Supply Chains Fail When They Don’t Flow

In the natural world, we are continuously aware of movement and flows. Snow falls onto […]

In the natural world, we are continuously aware of movement and flows. Snow falls onto mountains, melts in the spring and flows into the rivers, which flow into the ocean. Birds flow from northern hemispheres to southern climates, and then go back again. The tides flow back and forth with the moon, and gravity pulls objects to the center. We learn from natural flows about how things move. In the last several years, supply chains stopped moving. The reasons for this range from the COVID-19 pandemic’s direct impacts on production output in China, and material supply chain disruptions, labor shortages as well as unexpected demand surges. All of these have one common denominator: The flow or movement of materials is constrained by their physical design.

What are the barriers that prevent our global supply chains from flowing?

We need to unleash supply chains, not control them

Prior to the COVID-19 pandemic, parts and products flowed quickly and fluidly, navigating their way around barriers to reach their destinations. By applying principles from the physical world, we can reduce the friction that disrupts our supply chains since the onset of the COVID-19 pandemic. But doing so will require managers to rethink their concept of how global supply chains are governed and will necessitate bold investments in technology, tighter supplier relationships, and a change in traditional supply chain thinking.

The principles of flow are grounded in physics, which provide a number of simple and important laws that are irrefutable; these laws determine how fluids, electricity and matter travel. Physical flows are measured using metrics such as speed, distance, electrical flow and other dimensions. But these physical flows can also be used to assess the design and management of supply chains. Drawing from our recent book, we propose a set of five simple guidelines that can be applied to improve the simplicity, efficiency and cost-effectiveness of supply chains.

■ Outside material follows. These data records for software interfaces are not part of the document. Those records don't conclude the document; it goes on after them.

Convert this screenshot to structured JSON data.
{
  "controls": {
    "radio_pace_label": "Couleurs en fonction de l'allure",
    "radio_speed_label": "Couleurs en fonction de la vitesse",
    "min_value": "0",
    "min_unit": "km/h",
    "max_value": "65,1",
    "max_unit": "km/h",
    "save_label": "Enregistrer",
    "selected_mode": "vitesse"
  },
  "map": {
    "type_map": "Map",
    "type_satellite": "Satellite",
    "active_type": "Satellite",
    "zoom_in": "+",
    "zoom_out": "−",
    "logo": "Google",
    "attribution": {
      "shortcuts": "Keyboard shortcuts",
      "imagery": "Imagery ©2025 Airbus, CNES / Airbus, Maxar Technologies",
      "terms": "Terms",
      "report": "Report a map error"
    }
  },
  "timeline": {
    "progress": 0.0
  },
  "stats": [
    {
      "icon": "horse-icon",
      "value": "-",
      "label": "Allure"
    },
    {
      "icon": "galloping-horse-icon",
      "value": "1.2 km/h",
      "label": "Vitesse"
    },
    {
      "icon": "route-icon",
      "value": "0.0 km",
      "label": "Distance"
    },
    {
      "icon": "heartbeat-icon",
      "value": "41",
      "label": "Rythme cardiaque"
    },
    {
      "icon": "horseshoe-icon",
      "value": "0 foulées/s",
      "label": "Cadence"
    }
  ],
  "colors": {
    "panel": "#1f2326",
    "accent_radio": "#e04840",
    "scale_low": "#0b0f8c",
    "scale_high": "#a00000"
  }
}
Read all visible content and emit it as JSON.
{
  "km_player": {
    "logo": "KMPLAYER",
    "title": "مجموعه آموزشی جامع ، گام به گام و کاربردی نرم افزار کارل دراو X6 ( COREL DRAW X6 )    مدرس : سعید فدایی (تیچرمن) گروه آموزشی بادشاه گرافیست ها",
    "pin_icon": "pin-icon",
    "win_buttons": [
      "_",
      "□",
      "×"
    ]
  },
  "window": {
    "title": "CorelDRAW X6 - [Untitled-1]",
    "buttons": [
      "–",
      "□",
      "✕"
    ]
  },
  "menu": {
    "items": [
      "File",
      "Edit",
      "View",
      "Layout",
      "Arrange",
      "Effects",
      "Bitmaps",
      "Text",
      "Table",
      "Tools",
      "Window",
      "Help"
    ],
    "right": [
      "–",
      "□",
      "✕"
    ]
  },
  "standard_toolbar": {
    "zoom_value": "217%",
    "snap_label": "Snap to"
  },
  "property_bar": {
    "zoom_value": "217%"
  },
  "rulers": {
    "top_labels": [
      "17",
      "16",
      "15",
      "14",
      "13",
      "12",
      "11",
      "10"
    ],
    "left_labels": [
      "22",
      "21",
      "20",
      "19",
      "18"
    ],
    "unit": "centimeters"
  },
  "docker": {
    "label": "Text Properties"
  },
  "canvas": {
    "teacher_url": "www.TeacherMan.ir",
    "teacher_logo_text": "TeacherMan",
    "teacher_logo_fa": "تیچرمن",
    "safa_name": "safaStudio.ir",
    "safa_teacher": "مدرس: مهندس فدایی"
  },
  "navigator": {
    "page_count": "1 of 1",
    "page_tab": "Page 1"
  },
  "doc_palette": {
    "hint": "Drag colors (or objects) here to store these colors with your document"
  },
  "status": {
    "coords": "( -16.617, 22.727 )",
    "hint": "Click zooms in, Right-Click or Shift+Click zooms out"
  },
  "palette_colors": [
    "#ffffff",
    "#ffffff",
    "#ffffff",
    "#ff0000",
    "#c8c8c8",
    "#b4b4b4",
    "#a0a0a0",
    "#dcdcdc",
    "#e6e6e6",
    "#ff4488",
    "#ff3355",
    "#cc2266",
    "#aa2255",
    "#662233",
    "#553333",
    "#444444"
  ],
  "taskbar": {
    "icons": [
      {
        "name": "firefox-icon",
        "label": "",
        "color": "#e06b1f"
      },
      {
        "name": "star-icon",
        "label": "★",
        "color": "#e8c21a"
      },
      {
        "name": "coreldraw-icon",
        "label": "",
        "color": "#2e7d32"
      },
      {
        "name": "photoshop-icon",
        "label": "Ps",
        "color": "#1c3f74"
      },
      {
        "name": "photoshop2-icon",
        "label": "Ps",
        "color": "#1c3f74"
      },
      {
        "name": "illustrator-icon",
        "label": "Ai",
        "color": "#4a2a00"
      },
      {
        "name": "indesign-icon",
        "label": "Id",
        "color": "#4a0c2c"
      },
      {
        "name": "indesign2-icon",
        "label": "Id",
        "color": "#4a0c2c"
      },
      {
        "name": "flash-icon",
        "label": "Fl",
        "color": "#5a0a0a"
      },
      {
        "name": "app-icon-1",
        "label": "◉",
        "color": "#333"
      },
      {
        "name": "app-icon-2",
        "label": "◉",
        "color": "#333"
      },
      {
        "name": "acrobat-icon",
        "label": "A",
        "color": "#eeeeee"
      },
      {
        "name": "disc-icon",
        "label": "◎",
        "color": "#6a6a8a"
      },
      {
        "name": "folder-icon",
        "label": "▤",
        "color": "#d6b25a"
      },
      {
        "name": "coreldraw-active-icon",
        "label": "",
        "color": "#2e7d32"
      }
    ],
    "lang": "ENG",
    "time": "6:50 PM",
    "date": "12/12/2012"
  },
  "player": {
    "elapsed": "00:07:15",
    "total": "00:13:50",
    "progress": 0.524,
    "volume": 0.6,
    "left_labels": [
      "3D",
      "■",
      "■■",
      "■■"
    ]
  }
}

The original article can be found at: Supply Chain Management Review